Freenode: World’s Largest Discussion Forum
Freenode has been active since 1995. It’s best known for its IRC discussion channel. The channel has over 90,000 users, making it the world’s large discussion forum for free and open source software.
PIA said Freenode will continue to operate as normal. It will still be a not-for-profit entity with the same management and principles.
In a statement, PIA said:
“Private Internet Access is committed to bringing the internet back to its original state, where being online meant being in your own private world, exploring, learning and creating. PIA is serious about supporting organisations and individuals that it considers to be in alignment with its mission and freenode is one such project.”
There has been a “great deal of overlap between the visions and missions of the two organisations” for the past 18 years, the statement added.
Freenode project orgininator Rob Levin (a.k.a “lilo”) died in September 2006 after being hit by a car in Houston while cycling. He was an icon of the open source software community.
PIA’s Christel Dahlskjaer took over the project following that incident. Levin’s brother David is also a project board member.
What are Virtual Private Networks?
Private Internet Access is a personal VPN service with servers in 25 countries. VPNs, or virtual private networks, “tunnel” users’ internet access through foreign servers.
As well as providing greater privacy, these networks permit users to circumvent local blocks or restrictions. They are especially popular in countries where internet content is heavily restricted.
In recent years, however, users in many western countries have signed up with VPN companies simply to boost their own privacy levels online.

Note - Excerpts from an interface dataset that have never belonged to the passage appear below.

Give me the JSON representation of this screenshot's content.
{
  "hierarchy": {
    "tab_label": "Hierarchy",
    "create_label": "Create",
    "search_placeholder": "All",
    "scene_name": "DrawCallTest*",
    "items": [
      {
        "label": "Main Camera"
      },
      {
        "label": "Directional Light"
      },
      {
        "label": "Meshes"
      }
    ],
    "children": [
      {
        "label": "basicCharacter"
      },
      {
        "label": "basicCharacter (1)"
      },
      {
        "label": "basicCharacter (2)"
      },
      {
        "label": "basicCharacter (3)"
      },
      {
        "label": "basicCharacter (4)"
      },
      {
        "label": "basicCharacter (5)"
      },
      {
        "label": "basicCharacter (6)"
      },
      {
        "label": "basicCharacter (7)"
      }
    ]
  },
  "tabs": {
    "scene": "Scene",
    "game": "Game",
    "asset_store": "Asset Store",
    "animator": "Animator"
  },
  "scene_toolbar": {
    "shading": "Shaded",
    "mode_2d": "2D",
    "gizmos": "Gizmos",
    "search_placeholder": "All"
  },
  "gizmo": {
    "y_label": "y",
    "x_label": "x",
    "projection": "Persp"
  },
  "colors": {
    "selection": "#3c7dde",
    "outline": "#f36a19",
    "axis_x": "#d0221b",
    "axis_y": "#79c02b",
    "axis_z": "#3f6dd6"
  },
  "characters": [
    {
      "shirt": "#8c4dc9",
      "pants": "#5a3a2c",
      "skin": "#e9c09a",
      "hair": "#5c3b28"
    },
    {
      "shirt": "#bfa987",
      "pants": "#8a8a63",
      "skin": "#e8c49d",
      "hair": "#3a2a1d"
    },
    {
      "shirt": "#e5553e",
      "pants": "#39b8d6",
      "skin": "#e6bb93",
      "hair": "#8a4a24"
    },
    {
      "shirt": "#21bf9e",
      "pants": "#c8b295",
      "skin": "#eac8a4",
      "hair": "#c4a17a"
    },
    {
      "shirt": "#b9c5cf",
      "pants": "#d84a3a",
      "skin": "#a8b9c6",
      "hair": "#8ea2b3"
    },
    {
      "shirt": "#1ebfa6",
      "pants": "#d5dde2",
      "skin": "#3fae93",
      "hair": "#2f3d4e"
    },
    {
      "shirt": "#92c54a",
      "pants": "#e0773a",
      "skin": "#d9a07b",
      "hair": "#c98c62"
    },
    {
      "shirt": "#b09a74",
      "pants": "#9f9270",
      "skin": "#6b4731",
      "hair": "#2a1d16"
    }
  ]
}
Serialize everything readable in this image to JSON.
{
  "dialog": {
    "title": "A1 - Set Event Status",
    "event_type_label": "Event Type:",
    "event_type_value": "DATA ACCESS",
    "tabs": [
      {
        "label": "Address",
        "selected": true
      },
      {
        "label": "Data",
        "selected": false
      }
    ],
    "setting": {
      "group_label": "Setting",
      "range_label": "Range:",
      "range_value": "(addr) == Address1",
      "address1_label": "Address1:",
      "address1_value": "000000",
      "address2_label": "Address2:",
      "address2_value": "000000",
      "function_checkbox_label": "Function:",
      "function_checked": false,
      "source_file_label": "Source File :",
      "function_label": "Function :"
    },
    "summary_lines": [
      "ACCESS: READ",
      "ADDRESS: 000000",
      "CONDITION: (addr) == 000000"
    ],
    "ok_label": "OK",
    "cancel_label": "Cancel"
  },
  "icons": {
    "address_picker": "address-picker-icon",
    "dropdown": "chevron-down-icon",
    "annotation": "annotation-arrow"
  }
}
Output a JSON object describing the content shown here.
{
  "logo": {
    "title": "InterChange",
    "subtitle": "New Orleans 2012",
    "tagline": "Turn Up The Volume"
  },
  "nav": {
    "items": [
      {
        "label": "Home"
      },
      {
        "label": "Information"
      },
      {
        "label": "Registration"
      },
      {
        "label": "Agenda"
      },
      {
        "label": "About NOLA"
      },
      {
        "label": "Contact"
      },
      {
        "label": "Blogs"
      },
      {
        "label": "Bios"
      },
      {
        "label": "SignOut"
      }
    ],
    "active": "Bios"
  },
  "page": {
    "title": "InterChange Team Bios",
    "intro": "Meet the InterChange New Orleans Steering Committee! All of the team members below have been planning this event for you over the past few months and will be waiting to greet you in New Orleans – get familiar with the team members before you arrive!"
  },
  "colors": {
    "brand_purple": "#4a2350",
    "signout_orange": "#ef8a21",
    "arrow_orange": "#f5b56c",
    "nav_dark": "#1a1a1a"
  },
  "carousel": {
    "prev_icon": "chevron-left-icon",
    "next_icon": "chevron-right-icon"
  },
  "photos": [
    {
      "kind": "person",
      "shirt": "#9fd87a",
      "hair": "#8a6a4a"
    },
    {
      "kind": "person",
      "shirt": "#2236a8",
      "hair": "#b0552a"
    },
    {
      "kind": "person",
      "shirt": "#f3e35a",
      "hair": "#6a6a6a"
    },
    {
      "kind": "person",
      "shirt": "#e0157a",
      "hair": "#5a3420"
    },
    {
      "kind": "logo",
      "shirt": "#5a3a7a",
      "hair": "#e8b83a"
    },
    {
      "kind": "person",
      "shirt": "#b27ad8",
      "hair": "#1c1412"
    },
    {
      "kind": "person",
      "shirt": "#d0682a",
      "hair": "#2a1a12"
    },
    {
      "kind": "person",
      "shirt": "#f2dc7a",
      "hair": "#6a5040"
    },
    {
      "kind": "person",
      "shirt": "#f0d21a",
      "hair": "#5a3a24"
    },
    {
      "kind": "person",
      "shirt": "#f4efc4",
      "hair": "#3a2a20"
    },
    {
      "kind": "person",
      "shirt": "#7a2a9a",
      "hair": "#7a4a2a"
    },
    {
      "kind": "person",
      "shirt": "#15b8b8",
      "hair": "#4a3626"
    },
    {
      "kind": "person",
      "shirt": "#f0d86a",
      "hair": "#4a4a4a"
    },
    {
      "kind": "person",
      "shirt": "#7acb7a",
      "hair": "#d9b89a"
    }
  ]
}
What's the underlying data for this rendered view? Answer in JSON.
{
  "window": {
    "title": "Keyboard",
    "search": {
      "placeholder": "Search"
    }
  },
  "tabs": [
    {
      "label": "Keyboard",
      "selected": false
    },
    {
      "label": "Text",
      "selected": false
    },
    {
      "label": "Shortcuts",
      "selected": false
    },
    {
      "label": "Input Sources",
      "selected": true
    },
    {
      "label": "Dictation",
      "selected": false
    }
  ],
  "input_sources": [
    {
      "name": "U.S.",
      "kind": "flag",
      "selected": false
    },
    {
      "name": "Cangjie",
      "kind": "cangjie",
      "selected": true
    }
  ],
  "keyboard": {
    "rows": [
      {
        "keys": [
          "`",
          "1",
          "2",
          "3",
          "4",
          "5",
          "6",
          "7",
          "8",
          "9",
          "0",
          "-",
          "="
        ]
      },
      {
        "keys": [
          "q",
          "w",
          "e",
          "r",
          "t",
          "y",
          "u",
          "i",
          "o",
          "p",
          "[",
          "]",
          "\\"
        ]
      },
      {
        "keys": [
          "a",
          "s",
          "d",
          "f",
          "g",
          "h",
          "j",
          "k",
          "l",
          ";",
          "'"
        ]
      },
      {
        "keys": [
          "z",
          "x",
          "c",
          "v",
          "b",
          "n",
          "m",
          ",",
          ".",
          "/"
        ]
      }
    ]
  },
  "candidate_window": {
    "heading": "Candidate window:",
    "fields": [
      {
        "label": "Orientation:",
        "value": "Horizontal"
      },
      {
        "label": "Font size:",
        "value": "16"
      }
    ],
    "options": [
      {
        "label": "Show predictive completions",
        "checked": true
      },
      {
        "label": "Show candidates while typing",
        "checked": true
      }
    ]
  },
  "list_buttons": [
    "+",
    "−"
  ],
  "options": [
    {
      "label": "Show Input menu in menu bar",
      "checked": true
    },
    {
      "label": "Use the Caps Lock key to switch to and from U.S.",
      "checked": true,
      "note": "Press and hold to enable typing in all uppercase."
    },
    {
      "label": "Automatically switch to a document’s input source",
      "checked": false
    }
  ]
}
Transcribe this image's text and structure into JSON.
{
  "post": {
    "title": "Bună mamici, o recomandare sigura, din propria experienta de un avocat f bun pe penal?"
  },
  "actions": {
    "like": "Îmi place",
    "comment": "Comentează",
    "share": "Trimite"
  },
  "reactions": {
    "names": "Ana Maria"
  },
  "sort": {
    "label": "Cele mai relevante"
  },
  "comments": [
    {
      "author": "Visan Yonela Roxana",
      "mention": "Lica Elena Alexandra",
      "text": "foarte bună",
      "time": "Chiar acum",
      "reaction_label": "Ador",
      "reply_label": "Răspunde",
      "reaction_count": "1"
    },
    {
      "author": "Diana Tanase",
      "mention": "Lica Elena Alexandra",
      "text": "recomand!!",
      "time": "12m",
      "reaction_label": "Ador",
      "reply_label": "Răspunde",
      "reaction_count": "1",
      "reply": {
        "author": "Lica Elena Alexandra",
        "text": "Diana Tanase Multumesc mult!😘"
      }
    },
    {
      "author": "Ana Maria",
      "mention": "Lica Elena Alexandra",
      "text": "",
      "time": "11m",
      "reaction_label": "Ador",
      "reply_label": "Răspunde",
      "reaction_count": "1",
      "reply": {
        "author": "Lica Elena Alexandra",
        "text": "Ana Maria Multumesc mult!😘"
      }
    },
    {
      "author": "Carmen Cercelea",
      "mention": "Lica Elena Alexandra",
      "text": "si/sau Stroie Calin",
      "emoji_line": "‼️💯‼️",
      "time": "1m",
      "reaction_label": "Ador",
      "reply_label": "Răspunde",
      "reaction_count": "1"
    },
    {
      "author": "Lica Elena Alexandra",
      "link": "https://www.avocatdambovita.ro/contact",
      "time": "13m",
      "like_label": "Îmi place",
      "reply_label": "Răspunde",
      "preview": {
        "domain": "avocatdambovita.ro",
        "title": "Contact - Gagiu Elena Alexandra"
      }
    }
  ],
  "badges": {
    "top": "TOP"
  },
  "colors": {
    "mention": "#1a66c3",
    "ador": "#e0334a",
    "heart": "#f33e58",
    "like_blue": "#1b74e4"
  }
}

Is Freenode a worthy project? Will this acquisition change anything? Let’s hear your thoughts.
Images via Freenode, PIA, Pixabay